But Winter says it can look a little different depending on where you are in your sleep cycle when you wake up. “Sleepwalking and night terrors often indicate an abnormal awakening from deep sleep,” he says. “Nightmares and sleep paralysis can be caused by awakening from REM sleep. Again, most awakenings from sleep cause neither. People just wake up and go back to sleep again.” This is why people with severe sleep apnea may wake up hundreds of times during the night feeling like they can’t breathe, but may never remember it in the morning, says Winter. It is for the sake of
However, as with all sleep, problems can arise when you wake up from a deep sleep each night. Look at the new parents
sleep and overall health
Much of the research on the effects of sleep on our health follows a similar format of interrupting sleep and observing its effects. In the short term, it can make you sleepy, grumpy, unable to handle stress, and less alert than usual. In the long run, sleep deprivation has more serious consequences. Studies have linked sleep deprivation with health problems such as obesity, type 2 diabetes, high blood pressure, mood disorders, and a weakened immune system.
Preparing for a restful night often boils down to a few best practices. Rifkin advises:
- Prioritize sleep and set alarms for when you go to bed and when you wake up. You shouldn’t go to bed unless you’re tired, but it’s important to schedule enough time to achieve at least 7 hours of sleep. Try to keep your bedtime and wake-up time consistent.
- Avoid caffeine after your morning jolt and avoid eating or exercising close to bedtime.
- Always turn off your TV, computer, tablet and cell phone at least one hour before bed. Blue light from these devices is thought to suppress the production of melatonin, which can reduce sleep quality and duration.
- Keep your bedroom cool, dark, and quiet, and be careful not to do too many “wake-up activities”, such as working in bed or looking at a screen.
Winter also points out that perceptions of sleeping or not sleeping can be distorted. The best measure of sleep quality isn’t whether you fall asleep the moment you lie down, but whether you feel well rested during the day.
What is the healthiest sleeping position?
Rifkin says sleeping on your side or back (a.k.a. “supine”) is generally preferable to sleeping on your stomach because it puts less pressure on your spine and neck. However, there are exceptions. “Patients with obstructive sleep apnea are more prone to airway collapse when sleeping on their back,” he says.

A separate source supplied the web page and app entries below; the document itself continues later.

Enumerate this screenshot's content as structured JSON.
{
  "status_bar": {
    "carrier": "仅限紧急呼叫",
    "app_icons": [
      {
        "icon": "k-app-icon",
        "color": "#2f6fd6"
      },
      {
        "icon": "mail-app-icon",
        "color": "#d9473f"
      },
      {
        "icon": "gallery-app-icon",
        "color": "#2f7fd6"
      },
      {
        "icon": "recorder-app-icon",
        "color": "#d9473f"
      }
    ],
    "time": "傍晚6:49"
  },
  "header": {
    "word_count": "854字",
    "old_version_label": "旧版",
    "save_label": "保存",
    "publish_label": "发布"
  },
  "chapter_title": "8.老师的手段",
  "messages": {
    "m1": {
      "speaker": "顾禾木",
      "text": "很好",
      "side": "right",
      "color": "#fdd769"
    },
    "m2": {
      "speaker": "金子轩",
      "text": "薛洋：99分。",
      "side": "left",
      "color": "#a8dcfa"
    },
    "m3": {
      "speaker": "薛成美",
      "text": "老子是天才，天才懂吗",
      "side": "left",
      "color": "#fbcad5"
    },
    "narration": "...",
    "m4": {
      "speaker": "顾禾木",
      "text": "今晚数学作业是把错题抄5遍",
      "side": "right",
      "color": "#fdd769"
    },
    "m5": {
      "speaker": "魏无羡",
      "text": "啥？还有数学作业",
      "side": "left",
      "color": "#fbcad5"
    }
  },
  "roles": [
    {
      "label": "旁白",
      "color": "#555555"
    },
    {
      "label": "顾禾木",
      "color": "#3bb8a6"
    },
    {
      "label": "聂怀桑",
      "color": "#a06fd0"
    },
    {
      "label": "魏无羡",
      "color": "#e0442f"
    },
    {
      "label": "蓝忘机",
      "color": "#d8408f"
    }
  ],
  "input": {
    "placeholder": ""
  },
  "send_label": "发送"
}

On the other hand, people who are pregnant or have nocturnal acid reflux tend to benefit most from sleeping on their left side. “Sleeping on the right side reduces pressure on the heart muscle and is thought to be most beneficial for people with certain heart conditions.”
Why can’t I sleep at night?
There are many things that can cause you to be inattentive and keep you from sleeping at night. Caffeine lingering from an afternoon latte, too bright a room, too noisy, too hot, uncomfortable mattresses, late workouts, dehydration, watching screens late at night, the list goes on and on. Winter and Rifkin advise following sleep hygiene best practices. This includes keeping your room dark, cool, and quiet, keeping a consistent wake-up and bedtime schedule, avoiding caffeine and alcohol late at night, and turning off screens at least an hour before bed. Including initiating sleep. Do hard training sooner rather than later.
It may also be comforting to know that “it can take a while to fall asleep,” says Winter. “It’s not much to worry about.” Still, if you’re feeling tired and having trouble getting through the day on a daily basis, see your doctor.